Records START
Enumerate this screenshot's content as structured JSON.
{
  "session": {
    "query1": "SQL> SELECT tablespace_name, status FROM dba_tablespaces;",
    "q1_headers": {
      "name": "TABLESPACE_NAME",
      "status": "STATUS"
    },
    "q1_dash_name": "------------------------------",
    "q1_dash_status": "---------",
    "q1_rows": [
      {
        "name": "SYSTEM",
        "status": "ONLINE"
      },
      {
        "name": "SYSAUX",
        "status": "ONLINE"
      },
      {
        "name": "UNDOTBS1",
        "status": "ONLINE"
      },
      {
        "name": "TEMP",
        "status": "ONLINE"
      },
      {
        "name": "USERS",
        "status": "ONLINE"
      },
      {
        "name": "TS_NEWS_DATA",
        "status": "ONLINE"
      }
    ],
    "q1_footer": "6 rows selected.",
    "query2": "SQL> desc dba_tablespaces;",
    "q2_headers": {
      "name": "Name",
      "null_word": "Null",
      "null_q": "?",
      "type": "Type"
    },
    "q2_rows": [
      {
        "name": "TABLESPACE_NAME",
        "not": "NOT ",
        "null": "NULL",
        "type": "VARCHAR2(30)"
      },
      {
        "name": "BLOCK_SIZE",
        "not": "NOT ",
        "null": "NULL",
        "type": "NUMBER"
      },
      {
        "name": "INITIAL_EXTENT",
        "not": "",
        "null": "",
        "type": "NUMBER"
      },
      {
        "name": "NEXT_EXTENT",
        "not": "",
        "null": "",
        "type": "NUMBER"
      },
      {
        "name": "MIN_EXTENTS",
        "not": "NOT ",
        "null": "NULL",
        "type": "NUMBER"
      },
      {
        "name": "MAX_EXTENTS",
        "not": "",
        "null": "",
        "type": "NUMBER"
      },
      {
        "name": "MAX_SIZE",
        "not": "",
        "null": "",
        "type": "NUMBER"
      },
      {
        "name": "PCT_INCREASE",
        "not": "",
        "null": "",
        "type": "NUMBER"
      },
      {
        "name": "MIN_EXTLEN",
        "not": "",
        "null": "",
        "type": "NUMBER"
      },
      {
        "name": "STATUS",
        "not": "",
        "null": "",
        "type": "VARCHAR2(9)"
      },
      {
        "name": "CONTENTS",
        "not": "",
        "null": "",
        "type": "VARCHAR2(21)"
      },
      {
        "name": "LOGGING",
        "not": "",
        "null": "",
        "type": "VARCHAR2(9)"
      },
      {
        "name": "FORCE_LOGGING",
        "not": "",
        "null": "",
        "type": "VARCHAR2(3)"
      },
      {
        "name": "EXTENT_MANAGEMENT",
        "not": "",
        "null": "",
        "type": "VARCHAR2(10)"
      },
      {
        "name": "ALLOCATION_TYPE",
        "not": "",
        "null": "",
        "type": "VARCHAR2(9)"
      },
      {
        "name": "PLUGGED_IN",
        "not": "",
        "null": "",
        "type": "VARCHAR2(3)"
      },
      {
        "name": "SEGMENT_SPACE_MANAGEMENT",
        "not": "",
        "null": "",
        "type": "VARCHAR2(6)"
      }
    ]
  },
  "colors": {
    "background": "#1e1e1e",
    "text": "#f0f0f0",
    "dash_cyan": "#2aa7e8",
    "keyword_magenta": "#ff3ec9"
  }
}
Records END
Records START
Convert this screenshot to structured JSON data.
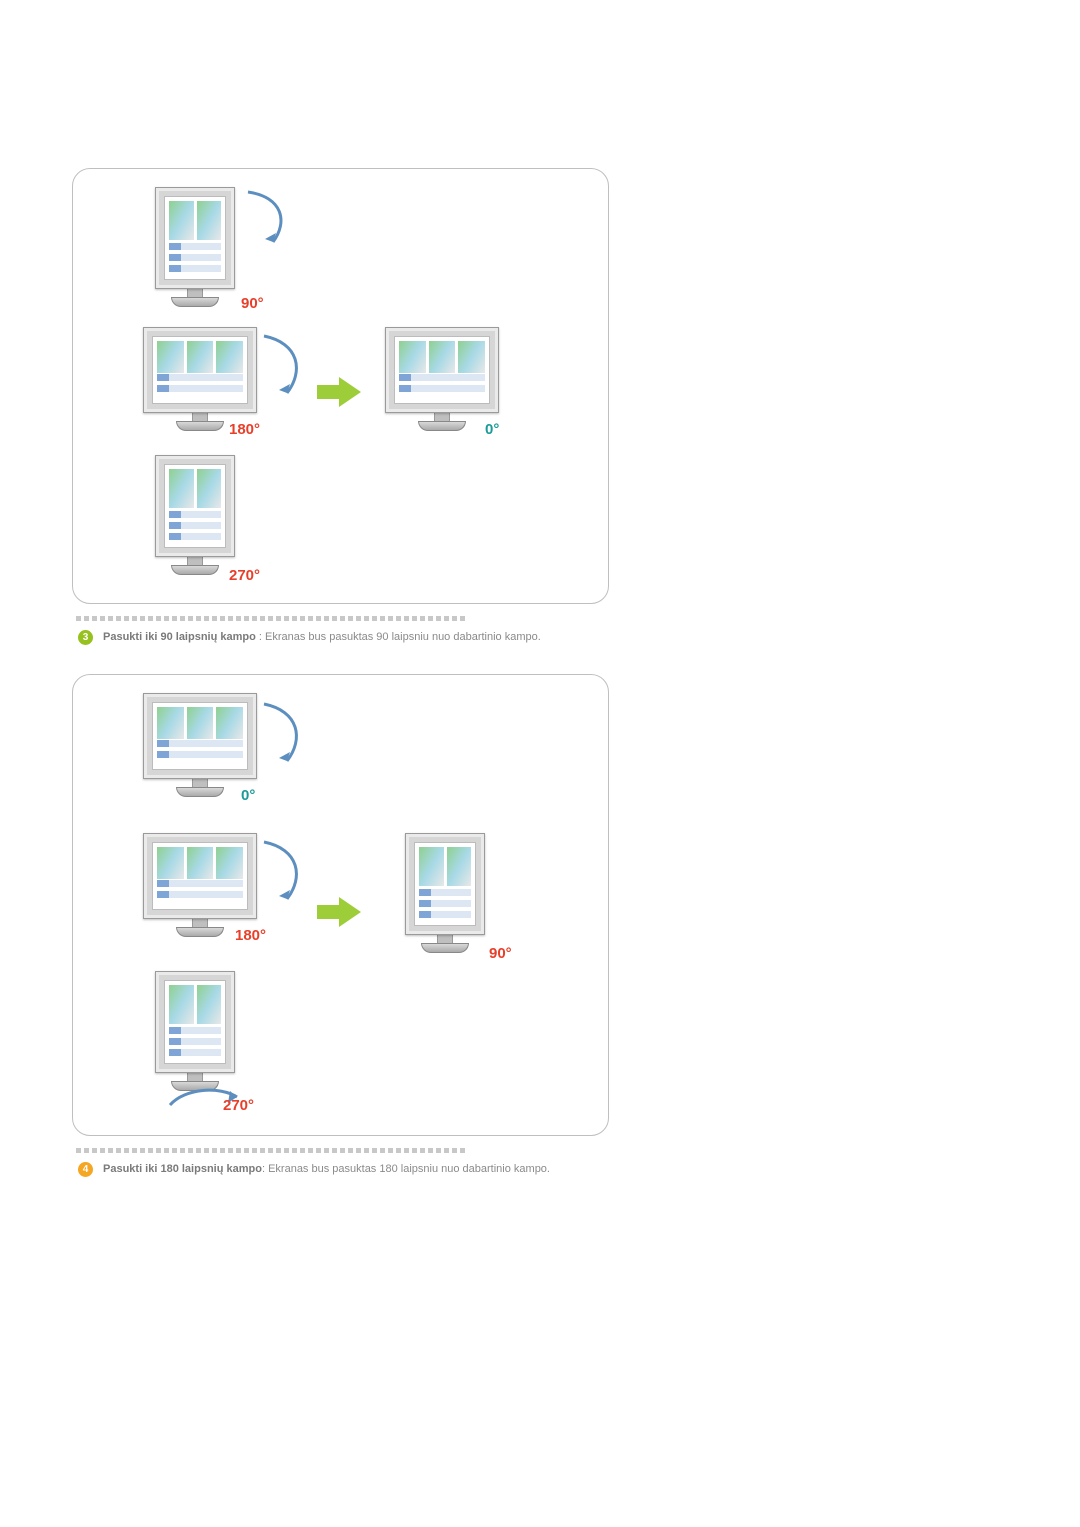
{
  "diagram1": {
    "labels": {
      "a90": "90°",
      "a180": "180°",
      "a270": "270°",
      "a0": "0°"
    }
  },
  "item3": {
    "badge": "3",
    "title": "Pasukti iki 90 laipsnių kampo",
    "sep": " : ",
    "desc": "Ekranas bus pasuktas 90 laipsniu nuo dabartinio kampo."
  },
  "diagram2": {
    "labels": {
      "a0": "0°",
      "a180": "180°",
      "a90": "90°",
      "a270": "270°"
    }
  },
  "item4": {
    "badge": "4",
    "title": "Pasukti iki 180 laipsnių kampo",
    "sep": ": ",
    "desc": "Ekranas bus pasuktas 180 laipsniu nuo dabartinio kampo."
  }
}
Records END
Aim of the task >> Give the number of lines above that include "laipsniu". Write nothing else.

Solution to this exercise >> 2